"We have come down," Pelosi said. "But the needs of the American people — we can only go so far."

Amid the intracaucus squabble, Pelosi has won the strong backing of liberals, unions and powerful committee chairs, who are busy working to change certain timelines within the HEROES Act provisions to lower the cost of the overall bill without cutting actual benefits. Pelosi cautioned, however, that new needs have emerged since May and additional provisions will likely be added to the package.

"This has accelerated since then," she said. "We have additional needs for restaurants, airlines and the rest, and those things have to be taken into consideration as well."

The debate highlights the dilemma facing Pelosi and other party leaders as they try to thread the needle between energizing liberal voters and protecting vulnerable moderates heading into November's elections.

Pelosi is no stranger to that dance, and she downplayed the internal divisions as an impediment to an eventual bipartisan deal — if one is possible so close to the elections.

"Welcome to my world.
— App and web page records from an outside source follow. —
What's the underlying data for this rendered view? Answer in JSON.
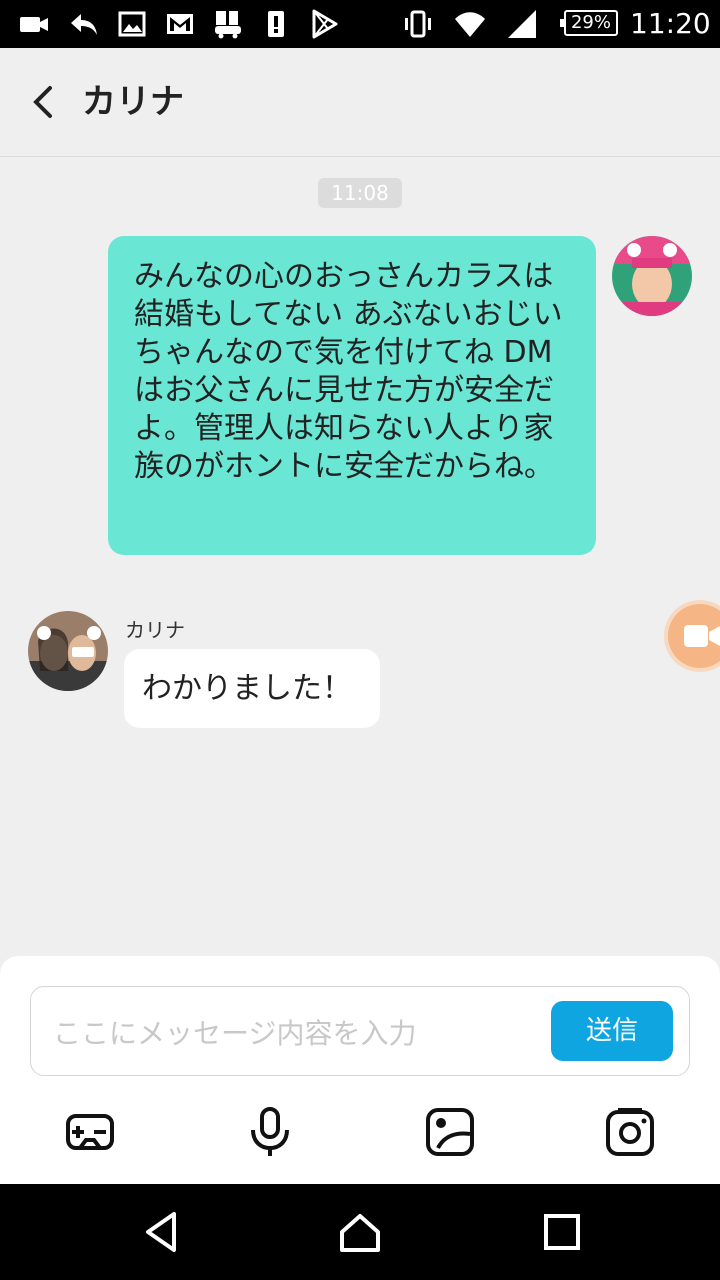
{
  "status_bar": {
    "battery": "29%",
    "time": "11:20",
    "left_icons": [
      "video-icon",
      "reply-icon",
      "image-icon",
      "gmail-icon",
      "calendar-icon",
      "alert-icon",
      "play-store-icon"
    ],
    "right_icons": [
      "vibrate-icon",
      "wifi-icon",
      "signal-icon"
    ]
  },
  "header": {
    "title": "カリナ"
  },
  "chat": {
    "timestamp": "11:08",
    "outgoing_message": "みんなの心のおっさんカラスは結婚もしてない あぶないおじいちゃんなので気を付けてね DMはお父さんに見せた方が安全だよ。管理人は知らない人より家族のがホントに安全だからね。",
    "incoming_sender": "カリナ",
    "incoming_message": "わかりました！"
  },
  "composer": {
    "placeholder": "ここにメッセージ内容を入力",
    "value": "",
    "send_label": "送信",
    "tools": [
      "gamepad-icon",
      "microphone-icon",
      "sticker-icon",
      "camera-icon"
    ]
  },
  "colors": {
    "outgoing_bubble": "#6ae6d4",
    "send_button": "#0fa5e0",
    "video_fab": "#f6b585"
  }
}
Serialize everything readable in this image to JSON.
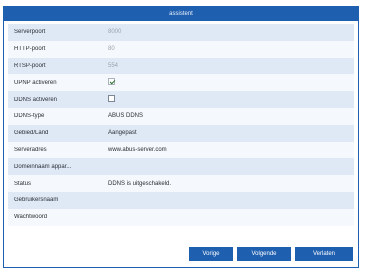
{
  "window": {
    "title": "assistent"
  },
  "fields": [
    {
      "label": "Serverpoort",
      "value": "8000",
      "disabled": true
    },
    {
      "label": "HTTP-poort",
      "value": "80",
      "disabled": true
    },
    {
      "label": "RTSP-poort",
      "value": "554",
      "disabled": true
    },
    {
      "label": "UPNP activeren",
      "checkbox": true,
      "checked": true
    },
    {
      "label": "DDNS activeren",
      "checkbox": true,
      "checked": false
    },
    {
      "label": "DDNS-type",
      "value": "ABUS DDNS"
    },
    {
      "label": "Gebied/Land",
      "value": "Aangepast"
    },
    {
      "label": "Serveradres",
      "value": "www.abus-server.com"
    },
    {
      "label": "Domeinnaam appar...",
      "value": ""
    },
    {
      "label": "Status",
      "value": "DDNS is uitgeschakeld."
    },
    {
      "label": "Gebruikersnaam",
      "value": ""
    },
    {
      "label": "Wachtwoord",
      "value": ""
    }
  ],
  "buttons": {
    "prev": "Vorige",
    "next": "Volgende",
    "cancel": "Verlaten"
  }
}
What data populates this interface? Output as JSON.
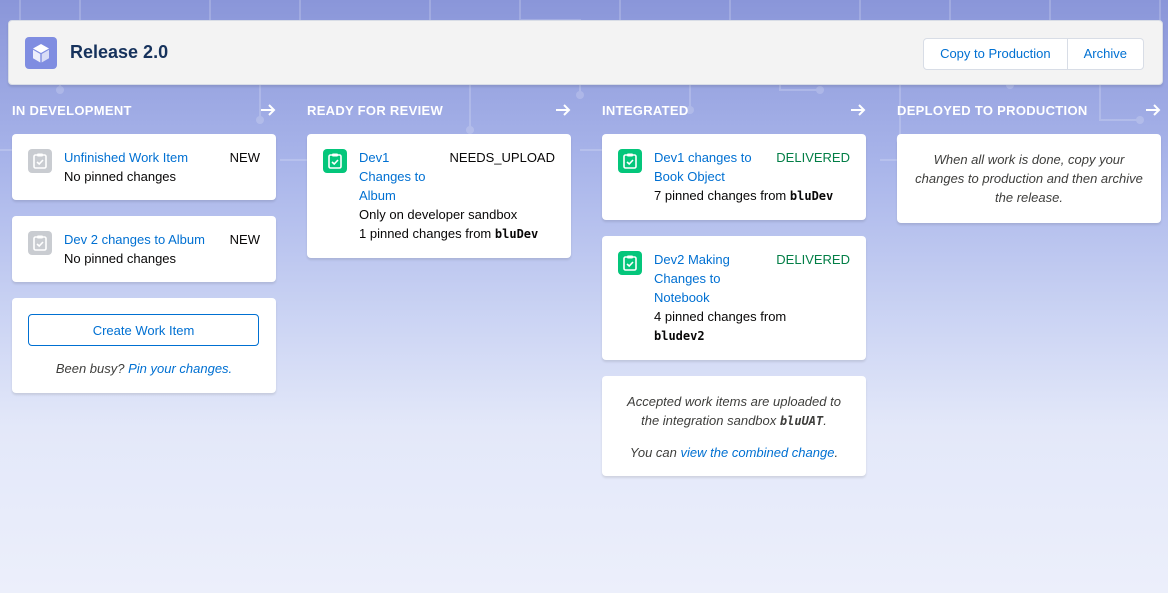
{
  "header": {
    "title": "Release 2.0",
    "copy_button": "Copy to Production",
    "archive_button": "Archive"
  },
  "columns": [
    {
      "title": "IN DEVELOPMENT",
      "cards": [
        {
          "link": "Unfinished Work Item",
          "status": "NEW",
          "detail": "No pinned changes"
        },
        {
          "link": "Dev 2 changes to Album",
          "status": "NEW",
          "detail": "No pinned changes"
        }
      ],
      "create_button": "Create Work Item",
      "busy_prefix": "Been busy?",
      "busy_link": "Pin your changes."
    },
    {
      "title": "READY FOR REVIEW",
      "cards": [
        {
          "link": "Dev1 Changes to Album",
          "status": "NEEDS_UPLOAD",
          "detail1": "Only on developer sandbox",
          "detail_prefix": "1 pinned changes from",
          "detail_code": "bluDev"
        }
      ]
    },
    {
      "title": "INTEGRATED",
      "cards": [
        {
          "link": "Dev1 changes to Book Object",
          "status": "DELIVERED",
          "detail_prefix": "7 pinned changes from",
          "detail_code": "bluDev"
        },
        {
          "link": "Dev2 Making Changes to Notebook",
          "status": "DELIVERED",
          "detail_prefix": "4 pinned changes from",
          "detail_code": "bludev2"
        }
      ],
      "note": {
        "line_prefix": "Accepted work items are uploaded to the integration sandbox",
        "line_code": "bluUAT",
        "line_suffix": ".",
        "line2_prefix": "You can",
        "line2_link": "view the combined change",
        "line2_suffix": "."
      }
    },
    {
      "title": "DEPLOYED TO PRODUCTION",
      "note": "When all work is done, copy your changes to production and then archive the release."
    }
  ],
  "colors": {
    "link": "#0070d2",
    "delivered": "#027e46",
    "work_item_new": "#c9ccd1",
    "work_item_done": "#04c67b",
    "app_icon": "#7f8de1"
  },
  "icons": {
    "app": "cube-icon",
    "work_item": "clipboard-icon",
    "column_arrow": "arrow-right-icon"
  }
}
I have a beautifully diverse caucus," she told MSNBC, adding, "I'm used to building consensus in my own caucus."